On Monday, a committee set up by India’s regulator of capital markets, the Securities and Exchange Board of India (Sebi) issued a proposal that would enable non-government organisations (NGOs) and social welfare entities to raise funds by issuing bonds that would be listed for public trading. Finance Minister Nirmala Sitharaman had in last year’s Union budget announced a plan to set up a so-called social stock exchange (SSE) under Sebi to help social enterprises access capital just as private companies do. The trading platform envisioned by the government could let investors subscribe to—and trade—the debt of organizations that are vetted by it. This is expected to lend transparency to a sector that has often seen NGOs under the scanner for shady sources of finance.
At one level, how well the idea works in aiding welfare projects would depend on how fair the process of financial intermediation is. The panel has proposed minimum reporting standards for organisations that raise funds via the exchange. The purpose of the money sought would have to be explained, of course, and profit is not meant to be the goal. There will be audits of their accounts, too. Such measures should help firm up investor confidence.
At another level, the idea’s success from a social perspective will depend on the kind of entities it attracts. Bond issuance means the scheme expects a listed body to generate revenues and repay its borrowings. Not all welfare organizations operate like companies, however, and so several NGOs that rely only on donations may not want to participate, unless they are ready to indebt themselves. Then there is also the paradox of generosity. Do-gooders that falter in repaying their loans could see the traded value of their paper fall, raising yields and thus the market rate at which they can borrow.

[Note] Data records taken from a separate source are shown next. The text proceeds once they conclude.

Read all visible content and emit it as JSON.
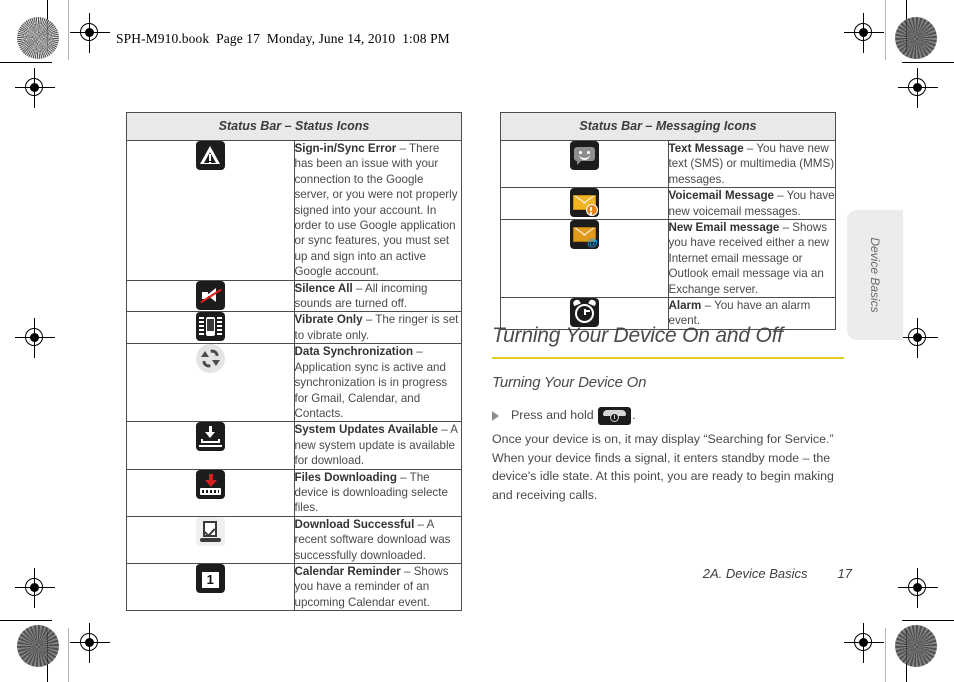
{
  "page": {
    "running_header": "SPH-M910.book  Page 17  Monday, June 14, 2010  1:08 PM",
    "footer_chapter": "2A. Device Basics",
    "footer_page_number": "17",
    "thumb_tab_label": "Device Basics",
    "accent_rule_color": "#e2cc22",
    "table_header_fill": "#e9e9e9",
    "body_text_color": "#4a4a4a"
  },
  "status_icons_table": {
    "header": "Status Bar – Status Icons",
    "rows": [
      {
        "icon": "warning-triangle-icon",
        "term": "Sign-in/Sync Error",
        "dash": " – ",
        "description": "There has been an issue with your connection to the Google server, or you were not properly signed into your account. In order to use Google application or sync features, you must set up and sign into an active Google account."
      },
      {
        "icon": "mute-speaker-icon",
        "term": "Silence All",
        "dash": " – ",
        "description": "All incoming sounds are turned off."
      },
      {
        "icon": "vibrate-phone-icon",
        "term": "Vibrate Only",
        "dash": " – ",
        "description": "The ringer is set to vibrate only."
      },
      {
        "icon": "sync-arrows-icon",
        "term": "Data Synchronization",
        "dash": " – ",
        "description": "Application sync is active and synchronization is in progress for Gmail, Calendar, and Contacts."
      },
      {
        "icon": "system-update-icon",
        "term": "System Updates Available",
        "dash": " – ",
        "description": "A new system update is available for download."
      },
      {
        "icon": "download-arrow-icon",
        "term": "Files Downloading",
        "dash": " – ",
        "description": "The device is downloading selecte files."
      },
      {
        "icon": "download-complete-icon",
        "term": "Download Successful",
        "dash": " – ",
        "description": "A recent software download was successfully downloaded."
      },
      {
        "icon": "calendar-reminder-icon",
        "term": "Calendar Reminder",
        "dash": " – ",
        "description": "Shows you have a reminder of an upcoming Calendar event.",
        "icon_text": "1"
      }
    ]
  },
  "messaging_icons_table": {
    "header": "Status Bar – Messaging Icons",
    "rows": [
      {
        "icon": "text-message-bubble-icon",
        "term": "Text Message",
        "dash": " – ",
        "description": "You have new text (SMS) or multimedia (MMS) messages."
      },
      {
        "icon": "voicemail-envelope-icon",
        "term": "Voicemail Message",
        "dash": " – ",
        "description": "You have new voicemail messages."
      },
      {
        "icon": "new-email-envelope-icon",
        "term": "New Email message",
        "dash": " – ",
        "description": "Shows you have received either a new Internet email message or Outlook email message via an Exchange server."
      },
      {
        "icon": "alarm-clock-icon",
        "term": "Alarm",
        "dash": " – ",
        "description": "You have an alarm event."
      }
    ]
  },
  "section": {
    "heading": "Turning Your Device On and Off",
    "subheading": "Turning Your Device On",
    "bullet_text_before": "Press and hold",
    "bullet_key_icon": "power-key-icon",
    "bullet_text_after": ".",
    "paragraph": "Once your device is on, it may display “Searching for Service.” When your device finds a signal, it enters standby mode – the device's idle state. At this point, you are ready to begin making and receiving calls."
  }
}
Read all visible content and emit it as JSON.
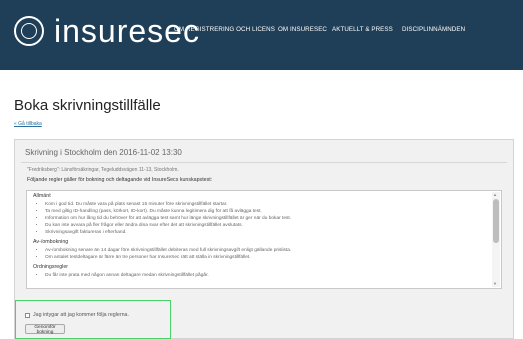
{
  "header": {
    "logo_text": "insuresec",
    "nav": [
      "OM REGISTRERING OCH LICENS",
      "OM INSURESEC",
      "AKTUELLT & PRESS",
      "DISCIPLINNÄMNDEN"
    ]
  },
  "page": {
    "title": "Boka skrivningstillfälle",
    "back_link": "« Gå tillbaka"
  },
  "panel": {
    "header": "Skrivning i Stockholm den 2016-11-02 13:30",
    "meta": "\"Fredriksberg\": Länsförsäkringar, Tegeluddsvägen 11-13, Stockholm.",
    "rules_intro": "Följande regler gäller för bokning och deltagande vid InsureSecs kunskapstest:",
    "sections": [
      {
        "title": "Allmänt",
        "items": [
          "Kom i god tid. Du måste vara på plats senast 15 minuter före skrivningstillfället startar.",
          "Ta med giltig ID-handling (pass, körkort, ID-kort). Du måste kunna legitimera dig för att få avlägga test.",
          "Information om hur lång tid du behöver för att avlägga test samt hur länge skrivningstillfället är ger när du bokar test.",
          "Du kan inte avvara på fler frågor eller ändra dina svar efter det att skrivningstillfället avslutats.",
          "Skrivningsavgift faktureras i efterhand."
        ]
      },
      {
        "title": "Av-/ombokning",
        "items": [
          "Av-/ombokning senare än 14 dagar före skrivningstillfället debiteras med full skrivningsavgift enligt gällande prislista.",
          "Om antalet testdeltagare är färre än tre personer har InsureSec rätt att ställa in skrivningstillfället."
        ]
      },
      {
        "title": "Ordningsregler",
        "items": [
          "Du får inte prata med någon annan deltagare medan skrivningstillfället pågår."
        ]
      }
    ],
    "agree_label": "Jag intygar att jag kommer följa reglerna.",
    "confirm_button": "Genomför bokning"
  },
  "colors": {
    "header_bg": "#1f3f58",
    "highlight": "#4cd06a",
    "link": "#2a6e9e"
  }
}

This would reward those that generate money to repay investors and punish those that are too generous to their beneficiaries.